With the increase of video quantity on the Internet, multimedia information processing has been a focused topic in the recent years. Among the techniques for multimedia information processing, video summarization has become an important tool. Some successful approaches have been proposed by the researchers in multimedia community. In this thesis, we propose our novel video summarization algorithm, Video-MMR (Video Maximal Marginal Relevance) based on visual information by mimicking MMR (Maximal Marginal Relevance) in text summarization. Video-MMR is a generic algorithm regardless of the video genre and suitable for summarizing both a single video and a set of videos. Besides Video-MMR as our basis, we also develop our approaches as following:

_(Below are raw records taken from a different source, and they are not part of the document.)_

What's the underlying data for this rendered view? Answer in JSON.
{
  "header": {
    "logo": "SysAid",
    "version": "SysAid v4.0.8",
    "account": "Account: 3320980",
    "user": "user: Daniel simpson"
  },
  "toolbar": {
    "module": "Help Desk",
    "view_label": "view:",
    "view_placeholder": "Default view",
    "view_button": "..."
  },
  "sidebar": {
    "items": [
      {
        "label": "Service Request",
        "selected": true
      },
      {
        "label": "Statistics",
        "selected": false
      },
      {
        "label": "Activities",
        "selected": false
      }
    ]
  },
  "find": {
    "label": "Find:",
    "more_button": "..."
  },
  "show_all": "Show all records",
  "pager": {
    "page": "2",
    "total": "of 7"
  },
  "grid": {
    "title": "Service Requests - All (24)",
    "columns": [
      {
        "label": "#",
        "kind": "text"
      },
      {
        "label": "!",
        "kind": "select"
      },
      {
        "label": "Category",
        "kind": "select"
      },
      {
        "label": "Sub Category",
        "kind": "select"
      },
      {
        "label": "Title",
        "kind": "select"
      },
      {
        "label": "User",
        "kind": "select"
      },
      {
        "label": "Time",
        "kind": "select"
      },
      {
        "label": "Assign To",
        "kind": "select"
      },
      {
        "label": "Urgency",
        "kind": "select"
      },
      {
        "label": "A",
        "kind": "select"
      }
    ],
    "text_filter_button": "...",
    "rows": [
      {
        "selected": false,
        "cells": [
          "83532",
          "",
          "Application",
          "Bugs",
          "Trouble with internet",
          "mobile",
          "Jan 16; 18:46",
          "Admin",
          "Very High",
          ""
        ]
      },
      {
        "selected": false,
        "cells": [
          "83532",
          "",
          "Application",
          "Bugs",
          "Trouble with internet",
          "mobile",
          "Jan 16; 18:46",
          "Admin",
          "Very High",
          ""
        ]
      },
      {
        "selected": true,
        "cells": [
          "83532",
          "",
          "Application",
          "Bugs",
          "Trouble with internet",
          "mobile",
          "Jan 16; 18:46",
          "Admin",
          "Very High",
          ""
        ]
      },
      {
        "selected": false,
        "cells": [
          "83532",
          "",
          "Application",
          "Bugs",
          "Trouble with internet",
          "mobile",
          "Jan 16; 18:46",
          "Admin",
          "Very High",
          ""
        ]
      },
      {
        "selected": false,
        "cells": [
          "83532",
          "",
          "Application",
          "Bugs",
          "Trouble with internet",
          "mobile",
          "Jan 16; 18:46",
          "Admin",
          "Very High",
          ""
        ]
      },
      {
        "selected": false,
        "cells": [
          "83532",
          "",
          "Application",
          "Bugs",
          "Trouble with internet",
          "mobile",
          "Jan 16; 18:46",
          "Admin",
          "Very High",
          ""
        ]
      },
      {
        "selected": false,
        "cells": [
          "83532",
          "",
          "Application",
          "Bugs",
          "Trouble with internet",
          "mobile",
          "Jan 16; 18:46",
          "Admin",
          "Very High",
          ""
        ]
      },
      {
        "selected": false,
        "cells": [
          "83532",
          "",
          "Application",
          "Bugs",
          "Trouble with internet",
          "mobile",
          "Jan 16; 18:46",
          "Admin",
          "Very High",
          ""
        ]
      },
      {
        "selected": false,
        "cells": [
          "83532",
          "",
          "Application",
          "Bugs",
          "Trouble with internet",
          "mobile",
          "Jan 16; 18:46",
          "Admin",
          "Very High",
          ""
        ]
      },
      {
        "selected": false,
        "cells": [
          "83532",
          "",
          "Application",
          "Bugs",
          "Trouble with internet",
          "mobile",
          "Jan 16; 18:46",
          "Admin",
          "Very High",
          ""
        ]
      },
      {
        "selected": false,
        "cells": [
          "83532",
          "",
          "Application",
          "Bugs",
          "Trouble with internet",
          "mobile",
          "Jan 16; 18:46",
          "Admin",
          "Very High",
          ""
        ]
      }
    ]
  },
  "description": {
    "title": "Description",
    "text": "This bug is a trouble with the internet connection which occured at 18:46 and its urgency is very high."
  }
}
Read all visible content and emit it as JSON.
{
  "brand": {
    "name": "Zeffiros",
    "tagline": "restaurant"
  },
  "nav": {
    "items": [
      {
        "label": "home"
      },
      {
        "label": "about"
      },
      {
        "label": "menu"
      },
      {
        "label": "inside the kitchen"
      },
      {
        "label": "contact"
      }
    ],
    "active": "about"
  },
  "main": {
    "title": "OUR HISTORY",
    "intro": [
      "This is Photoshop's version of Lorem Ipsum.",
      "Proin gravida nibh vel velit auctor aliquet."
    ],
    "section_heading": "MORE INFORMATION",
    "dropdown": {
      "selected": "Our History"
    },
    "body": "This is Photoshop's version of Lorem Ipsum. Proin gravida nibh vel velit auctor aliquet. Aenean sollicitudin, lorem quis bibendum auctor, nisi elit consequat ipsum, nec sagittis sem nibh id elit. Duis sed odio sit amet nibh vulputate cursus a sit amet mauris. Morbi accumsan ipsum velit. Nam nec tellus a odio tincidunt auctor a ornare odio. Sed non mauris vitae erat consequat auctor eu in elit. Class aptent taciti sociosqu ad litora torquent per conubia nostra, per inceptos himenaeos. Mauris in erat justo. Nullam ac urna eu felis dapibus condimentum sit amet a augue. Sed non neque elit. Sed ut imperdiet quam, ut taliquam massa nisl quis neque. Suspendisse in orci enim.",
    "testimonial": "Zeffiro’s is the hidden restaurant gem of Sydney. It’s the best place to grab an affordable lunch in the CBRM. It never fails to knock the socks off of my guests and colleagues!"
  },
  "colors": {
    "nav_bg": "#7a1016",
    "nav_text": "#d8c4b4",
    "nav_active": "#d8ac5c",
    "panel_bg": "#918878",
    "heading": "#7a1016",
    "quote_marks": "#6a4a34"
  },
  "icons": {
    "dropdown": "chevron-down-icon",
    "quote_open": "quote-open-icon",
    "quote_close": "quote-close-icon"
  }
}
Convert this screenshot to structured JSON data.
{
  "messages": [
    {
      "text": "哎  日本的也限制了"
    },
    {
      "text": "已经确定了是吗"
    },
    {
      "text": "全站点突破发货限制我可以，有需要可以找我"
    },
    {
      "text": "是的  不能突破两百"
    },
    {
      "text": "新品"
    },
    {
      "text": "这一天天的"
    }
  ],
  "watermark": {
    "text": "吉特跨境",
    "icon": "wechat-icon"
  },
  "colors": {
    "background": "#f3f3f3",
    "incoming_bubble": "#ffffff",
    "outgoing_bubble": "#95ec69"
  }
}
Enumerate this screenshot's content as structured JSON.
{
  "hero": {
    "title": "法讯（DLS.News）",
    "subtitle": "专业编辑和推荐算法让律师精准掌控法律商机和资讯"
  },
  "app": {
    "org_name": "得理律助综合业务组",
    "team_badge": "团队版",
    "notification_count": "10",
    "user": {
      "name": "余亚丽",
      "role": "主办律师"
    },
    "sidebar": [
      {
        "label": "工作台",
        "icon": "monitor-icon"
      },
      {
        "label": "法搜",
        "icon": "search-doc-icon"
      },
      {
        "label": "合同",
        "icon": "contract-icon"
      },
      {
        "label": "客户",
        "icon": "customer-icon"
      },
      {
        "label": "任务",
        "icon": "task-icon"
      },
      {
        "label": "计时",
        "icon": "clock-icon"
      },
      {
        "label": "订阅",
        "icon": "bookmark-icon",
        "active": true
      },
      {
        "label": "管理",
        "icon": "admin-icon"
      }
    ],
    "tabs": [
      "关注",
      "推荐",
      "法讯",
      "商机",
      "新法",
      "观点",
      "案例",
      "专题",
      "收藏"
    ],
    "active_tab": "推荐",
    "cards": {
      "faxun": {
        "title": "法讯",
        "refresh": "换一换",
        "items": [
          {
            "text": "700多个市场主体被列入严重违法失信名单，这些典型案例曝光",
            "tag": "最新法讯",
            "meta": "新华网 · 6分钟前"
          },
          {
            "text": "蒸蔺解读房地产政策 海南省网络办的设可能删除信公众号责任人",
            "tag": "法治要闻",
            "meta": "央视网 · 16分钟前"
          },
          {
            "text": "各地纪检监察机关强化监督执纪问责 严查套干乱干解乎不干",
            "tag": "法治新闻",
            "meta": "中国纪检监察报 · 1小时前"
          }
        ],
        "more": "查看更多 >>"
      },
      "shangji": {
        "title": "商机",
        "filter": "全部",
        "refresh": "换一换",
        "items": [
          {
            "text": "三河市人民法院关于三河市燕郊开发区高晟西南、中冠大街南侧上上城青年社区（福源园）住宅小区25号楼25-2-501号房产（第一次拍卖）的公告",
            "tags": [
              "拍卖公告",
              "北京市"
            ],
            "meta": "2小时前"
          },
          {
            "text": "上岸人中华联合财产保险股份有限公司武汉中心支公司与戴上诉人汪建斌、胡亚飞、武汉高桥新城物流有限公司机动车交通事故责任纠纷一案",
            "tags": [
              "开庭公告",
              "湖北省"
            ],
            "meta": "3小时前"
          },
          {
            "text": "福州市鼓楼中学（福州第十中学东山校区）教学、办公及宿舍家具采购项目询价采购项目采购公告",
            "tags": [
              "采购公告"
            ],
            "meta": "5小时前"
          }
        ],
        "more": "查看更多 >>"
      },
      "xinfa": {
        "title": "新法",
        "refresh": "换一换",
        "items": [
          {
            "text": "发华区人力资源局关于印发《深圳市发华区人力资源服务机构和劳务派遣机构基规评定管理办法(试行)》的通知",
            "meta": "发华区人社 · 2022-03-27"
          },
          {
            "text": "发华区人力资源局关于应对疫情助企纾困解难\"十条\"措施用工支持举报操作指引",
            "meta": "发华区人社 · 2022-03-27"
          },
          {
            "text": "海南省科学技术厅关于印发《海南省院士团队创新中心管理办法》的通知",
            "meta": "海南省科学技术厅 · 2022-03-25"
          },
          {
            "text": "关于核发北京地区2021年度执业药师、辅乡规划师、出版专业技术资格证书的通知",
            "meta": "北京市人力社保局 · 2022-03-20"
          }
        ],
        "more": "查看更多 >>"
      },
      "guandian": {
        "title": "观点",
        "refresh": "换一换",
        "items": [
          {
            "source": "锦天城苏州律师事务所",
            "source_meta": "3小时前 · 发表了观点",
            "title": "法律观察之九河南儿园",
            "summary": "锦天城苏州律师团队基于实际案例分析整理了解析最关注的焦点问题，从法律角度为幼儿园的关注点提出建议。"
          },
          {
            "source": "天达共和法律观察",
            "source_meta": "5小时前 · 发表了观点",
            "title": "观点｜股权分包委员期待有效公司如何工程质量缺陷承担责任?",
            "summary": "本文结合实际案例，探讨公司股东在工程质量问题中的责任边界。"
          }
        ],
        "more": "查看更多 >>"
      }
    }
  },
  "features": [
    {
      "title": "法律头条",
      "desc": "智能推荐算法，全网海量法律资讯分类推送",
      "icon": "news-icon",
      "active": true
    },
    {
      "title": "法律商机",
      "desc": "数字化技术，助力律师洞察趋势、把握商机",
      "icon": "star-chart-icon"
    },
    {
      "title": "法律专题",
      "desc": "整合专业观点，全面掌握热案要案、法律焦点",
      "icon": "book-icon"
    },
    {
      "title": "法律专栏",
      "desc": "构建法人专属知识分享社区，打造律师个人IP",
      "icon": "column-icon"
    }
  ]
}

1. Since in a video, visual information is only one of several cues, more variants of Video- MMR using multimedia cues are proposed by exploiting multimedia information such as text or audio. We extend Video-MMR to AV-MMR (Audio Video Maximal Marginal Relevance), Balanced AV-MMR, OB-MMR (Optimized Balanced Audio Video Maximal Marginal Relevance) and TV-MMR (Text Video Maximal Marginal Relevance). These multimedia MMR algorithms are generic algorithms which outperform Video-MMR if we take into account the text and audio information in the video.
2. Exploiting more multimedia cues is only one way to improve Video-MMR, and visual information is always the most important compared to acoustic and textual information. So in another way we overcome limits of Video-MMR and propose a refinement, Video-MMR2, by only exploiting visual information.
3. In addition to the summarization algorithms, we also optimize the presentation of video summaries, otherwise a good summary can be corrupted by a bad presentation. So we try optimizing a static summary containing keyframes and keywords by suggesting the number of frames and text grams, and dynamic summary composed of video segments by optimizing average duration of segments.
4. In the domain of video summarization, we need an evaluation measure for new approaches. Many current measures are based on human assessment, and the automatic evaluation method for video summaries is still an open problem. In this thesis we propose an approach, VERT (Video Evaluation by Relevant Threshold) mimicking the evaluation measures BLEU and ROUGE in text community to facilitate the automatic evaluation procedure with the help of only a few human assessments. We describe the details of all the approaches and present experimental results.
Therefore, a framework on video summarization is proposed, including an algorithm of video summarization using visual cue, its variants exploiting more multimedia cues, an optimization measure of summary presentation, and a new evaluation method of video summaries. It allows us to manage and browse multiple videos more efficiently.